A hermeneutic perspective can still remain positivist. That is, one can hold that an interpretation is objectively valid. An epistemological position which replaces objectivism is often called constructivism. Analyst and analysand together construct what is going on as well as what they believe has gone on. I believe a major current trend in psychoanalysis is the progressive development from a number of sides of a constructivist paradigm. The paradigm is much less discussed in the literature of medical psychoanalysis than in that of some psychoanalyst psychologists, mainly from the interpersonal and relational schools. The latter is an offshoot of the interpersonal school. It has recently established the new journal Psychoanalytic Dialogues under the leadership of Stephen Mitchell. My colleague Irwin Hoffman (1991), whose background is actually Freudian, is the major contributor to the development and implications of the new paradigm for the psychoanalytic situation.
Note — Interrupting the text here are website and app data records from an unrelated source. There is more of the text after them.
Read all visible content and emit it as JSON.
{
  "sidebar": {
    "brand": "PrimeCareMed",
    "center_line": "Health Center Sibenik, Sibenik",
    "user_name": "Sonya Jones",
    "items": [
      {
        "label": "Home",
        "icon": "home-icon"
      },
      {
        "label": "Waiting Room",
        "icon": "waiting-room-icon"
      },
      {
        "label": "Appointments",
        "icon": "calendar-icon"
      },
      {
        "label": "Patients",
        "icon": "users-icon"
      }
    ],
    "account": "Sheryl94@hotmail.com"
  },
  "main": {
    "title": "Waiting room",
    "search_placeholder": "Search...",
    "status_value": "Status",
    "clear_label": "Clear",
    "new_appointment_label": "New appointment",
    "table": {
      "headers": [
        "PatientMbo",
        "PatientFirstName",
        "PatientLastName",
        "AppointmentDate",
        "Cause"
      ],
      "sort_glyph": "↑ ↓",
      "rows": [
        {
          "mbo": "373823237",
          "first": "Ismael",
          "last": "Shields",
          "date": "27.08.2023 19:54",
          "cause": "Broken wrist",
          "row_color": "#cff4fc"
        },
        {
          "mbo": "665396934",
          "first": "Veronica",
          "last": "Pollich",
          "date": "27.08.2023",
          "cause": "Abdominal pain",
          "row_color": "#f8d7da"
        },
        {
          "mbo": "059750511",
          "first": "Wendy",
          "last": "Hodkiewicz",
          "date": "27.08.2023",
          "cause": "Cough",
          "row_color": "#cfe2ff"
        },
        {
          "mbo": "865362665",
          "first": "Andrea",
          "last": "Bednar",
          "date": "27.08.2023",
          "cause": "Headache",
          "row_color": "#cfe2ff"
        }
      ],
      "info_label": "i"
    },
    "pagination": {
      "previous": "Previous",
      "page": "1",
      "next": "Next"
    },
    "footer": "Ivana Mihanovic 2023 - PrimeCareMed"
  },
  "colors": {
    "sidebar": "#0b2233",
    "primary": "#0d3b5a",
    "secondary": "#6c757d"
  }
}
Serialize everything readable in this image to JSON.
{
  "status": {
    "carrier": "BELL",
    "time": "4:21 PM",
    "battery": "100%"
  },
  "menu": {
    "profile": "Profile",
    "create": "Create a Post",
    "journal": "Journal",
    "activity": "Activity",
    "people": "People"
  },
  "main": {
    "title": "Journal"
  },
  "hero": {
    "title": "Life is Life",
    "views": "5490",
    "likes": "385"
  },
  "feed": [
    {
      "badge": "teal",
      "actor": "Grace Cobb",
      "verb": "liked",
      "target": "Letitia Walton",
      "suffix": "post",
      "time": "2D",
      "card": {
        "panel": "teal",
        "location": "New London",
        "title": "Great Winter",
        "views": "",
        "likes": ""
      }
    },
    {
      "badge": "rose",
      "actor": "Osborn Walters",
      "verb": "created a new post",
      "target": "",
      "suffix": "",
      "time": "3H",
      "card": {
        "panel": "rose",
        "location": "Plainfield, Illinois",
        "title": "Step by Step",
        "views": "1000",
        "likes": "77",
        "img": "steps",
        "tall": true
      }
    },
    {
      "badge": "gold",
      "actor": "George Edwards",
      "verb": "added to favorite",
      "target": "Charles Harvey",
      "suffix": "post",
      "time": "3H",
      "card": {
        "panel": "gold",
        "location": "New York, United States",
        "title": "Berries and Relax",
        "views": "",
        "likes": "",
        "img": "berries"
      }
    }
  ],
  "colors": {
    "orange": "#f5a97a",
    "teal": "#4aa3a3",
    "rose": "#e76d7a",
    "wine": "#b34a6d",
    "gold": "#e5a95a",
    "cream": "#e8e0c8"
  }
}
Analyst and analysand together construct their relationship as the process goes on, not out of whole cloth, of course, as is conveyed by the expression ‘anything goes’, often employed by those antagonistic to the constructivist position. A construction is, of course, also rooted in what the two participants bring to their interaction. Lest the concept of constructivism seem to you a foreign graft onto psychoanalysis, I quote from Hartmann’s (1958) monograph on adaptation: ‘ … the crucial adaptation man has to make is to the social structure, and his collaboration in building it’ (p. 31). The patient collaborates in building the analyst and the analyst collaborates in building the patient.

It is impossible to exaggerate how much the actual conduct of an analysis is affected in the work of an analyst who changes his view from a natural science objectivist epistemology to a hermeneutic-constructivist epistemology. The concepts of transference, countertransference, resistance, counterresistance, regression, neutrality and interpretation are all changed when seen in the light of an epistemology which holds that analysis is a mutual interaction between analyst and analysand in which all conclusions are held subject to revision in accordance with the pervasive ambiguity of human interpersonal interaction, especially in consideration of the discovery by Freud that such interaction takes place simultaneously, consciously, preconsciously and unconsciously. A constructivist position, again as Hoffman (1991) has especially made explicit, also becomes dialectical. Any proposition may conceal its reverse.

At the same time, it is impossible to exaggerate how widely an analyst’s actual conduct of an analysis may deviate from his professed principles. The closed door of the consulting room makes it possible for this discrepancy to remain unseen and unabated. This is not necessarily a matter of bad faith. If the analyst does not recognize his own continuing personal involvement in the process, he may honestly consider himself essentially neutral and objective. Our case reports, highly abbreviated and selective accounts of years of analysis, are considered to demonstrate the validity of our theories when they are essentially illustrations of our ability to tell a story that fits with our theory.

It might be thought that an analyst functioning in the perspective I have been describing would feel no solid ground under his feet, would never feel certain that he was seeing correctly. I do not believe that is the case although it is conceivable that an analyst with serious obsessional leanings would find himself in such a predicament. An analyst can still proceed with relatively secure confidence in his judgment if he has the perspective that his insight may be selective and partial, but that doesn’t mean it’s only one speculation as good as any other.